RICHMOND — A septic company was working to fix a broken pumping system Thursday afternoon as the minutes ticked down to the deadline for residents to vacate Meadowbrook Trailer Park.
In the end, residents did not get the 11th hour reprieve they’d hoped for to spare them from having to leave their homes, where they have been without water since Tuesday morning. Problems of leaking sewage and water, which caused town officials to shut off water service and order the evacuation, were not fixed by the 5 p.m. deadline.
Many of the residents went to a hotel in Augusta that had agreed to give them a discounted rate for one night. They plan to send the bill to John Wilson, the former on-site property manager and current resident who’s been working to find solutions since the park’s owner said he’s unable to afford to fix the problems.
“I’m thankful that John asked for help, because we had no other place to go,” said resident Harley Clifford. “I’m hoping, like John said, that they can have an excavator come in tomorrow and fix the pipe so we can have our water turned back on and live a normal life again.”
The park is owned by Russell Edwards Jr., who told the Kennebec Journal earlier this week that he can’t afford to fix the sewage pump, the pipes or any of the other problems.
So much water leaks from pipes in the trailer park that it accounts for 10 percent of the total usage in the Richmond Utilities District. According to Superintendent Frank Talbot, water use dropped by about 8,000 gallons after the park’s water was shut off Tuesday.
Wilson believes that the main leak is outside the trailer that Clifford shares with her boyfriend, John Tuttle, and their 3-year-old son. Wilson was not able to get an excavator to dig in the area on Thursday, so Tuttle and two other men did what they could with shovels before having to pack up and vacate the park.
No authorities arrived to enforce the order to vacate.
Workers from Stanley’s Septic Service arrived shortly before 5 p.m. to pump out the septic tank, install a new pump and run a camera through a pipe to check for leaks.
The private pumping station is supposed to send sewage through about 250 feet of pipe into the utility district’s system, but because of the broken pump the sewage has been overflowing around the station. It has contaminated Mill Brook with E. coli, according to Department of Environmental Protection testing, and Richmond officials were worried it could also contaminate the town’s water supply.
Code Enforcement Officer James Valley, also the plumbing inspector and local health officer, said the pumping station must be fixed and up to code, and Talbot will need to run a pressure test to make sure there are no more substantial leaks in the park. Only then will the water be restored and residents allowed to move back in.
If Wilson and the other residents don’t manage to get that done on Friday, they’ll have to wait until Monday.
Richmond’s town office is closed on Fridays, and Valley will not be working. He said if Talbot, who is working Friday, believes the problems have been fixed and that a full inspection can be done, he may be able to do his inspection on Friday.
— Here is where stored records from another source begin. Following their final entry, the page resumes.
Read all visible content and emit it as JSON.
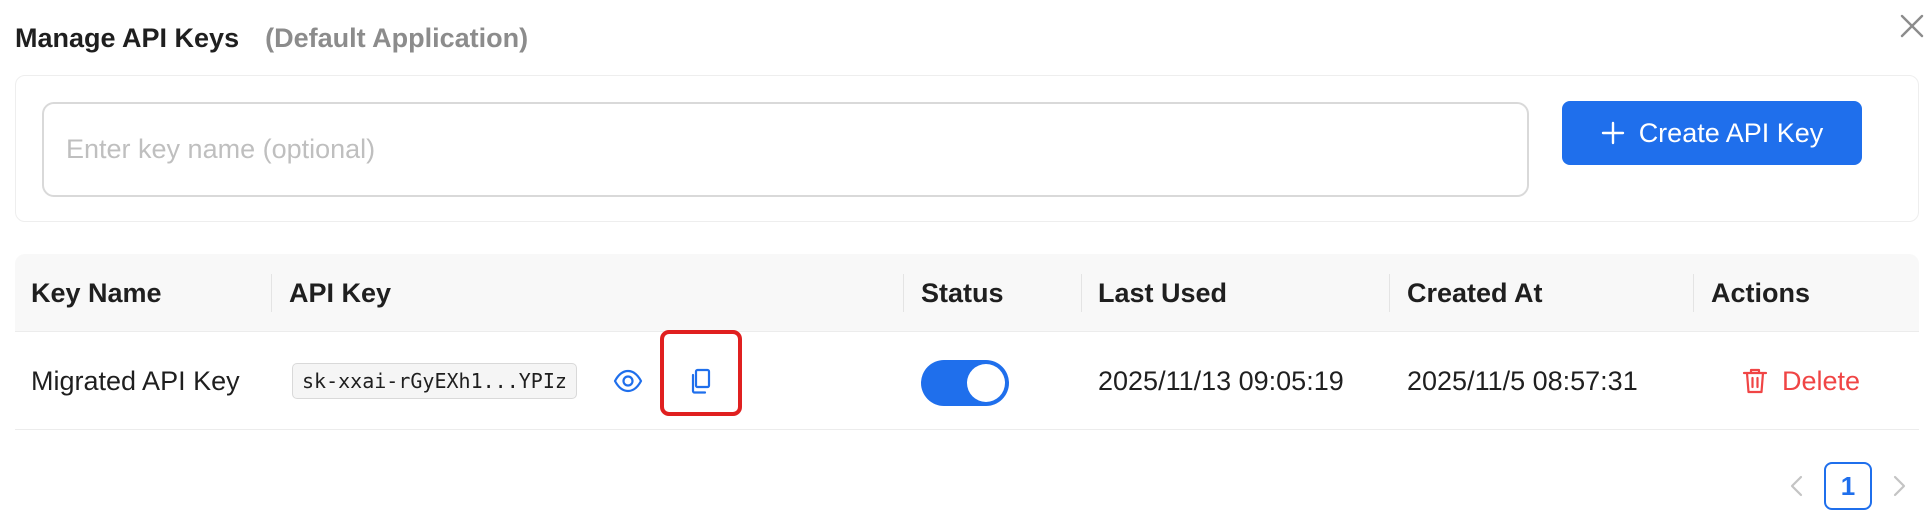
{
  "dialog": {
    "title": "Manage API Keys",
    "subtitle": "(Default Application)"
  },
  "create": {
    "input_placeholder": "Enter key name (optional)",
    "input_value": "",
    "button_label": "Create API Key"
  },
  "table": {
    "headers": [
      "Key Name",
      "API Key",
      "Status",
      "Last Used",
      "Created At",
      "Actions"
    ],
    "rows": [
      {
        "key_name": "Migrated API Key",
        "api_key": "sk-xxai-rGyEXh1...YPIz",
        "status_enabled": true,
        "last_used": "2025/11/13 09:05:19",
        "created_at": "2025/11/5 08:57:31",
        "delete_label": "Delete"
      }
    ]
  },
  "pagination": {
    "current_page": "1"
  },
  "icons": {
    "close": "close-icon",
    "plus": "plus-icon",
    "view": "eye-icon",
    "copy": "copy-icon",
    "delete": "trash-icon",
    "prev": "chevron-left-icon",
    "next": "chevron-right-icon"
  },
  "colors": {
    "primary": "#1f6fec",
    "danger": "#f04545",
    "highlight": "#e02020"
  }
}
Valley said neither he nor Talbot will be available on Saturday or Sunday.
“I’m not trying to be the bad guy here, but it’s kind of the thing where if I do it for one person, I’d have to do it for everyone,” Valley said.
As she packed to leave, resident Norma Duperre said she planned to return Friday to feed her cats, and she’s hopeful that she’ll be able to move back in as well. She said until she found out about the hotel, she was planning to stay in her home.
“I was not going to leave,” she said. “I told my daughter I’m going to stand my ground because it’s not my fault.”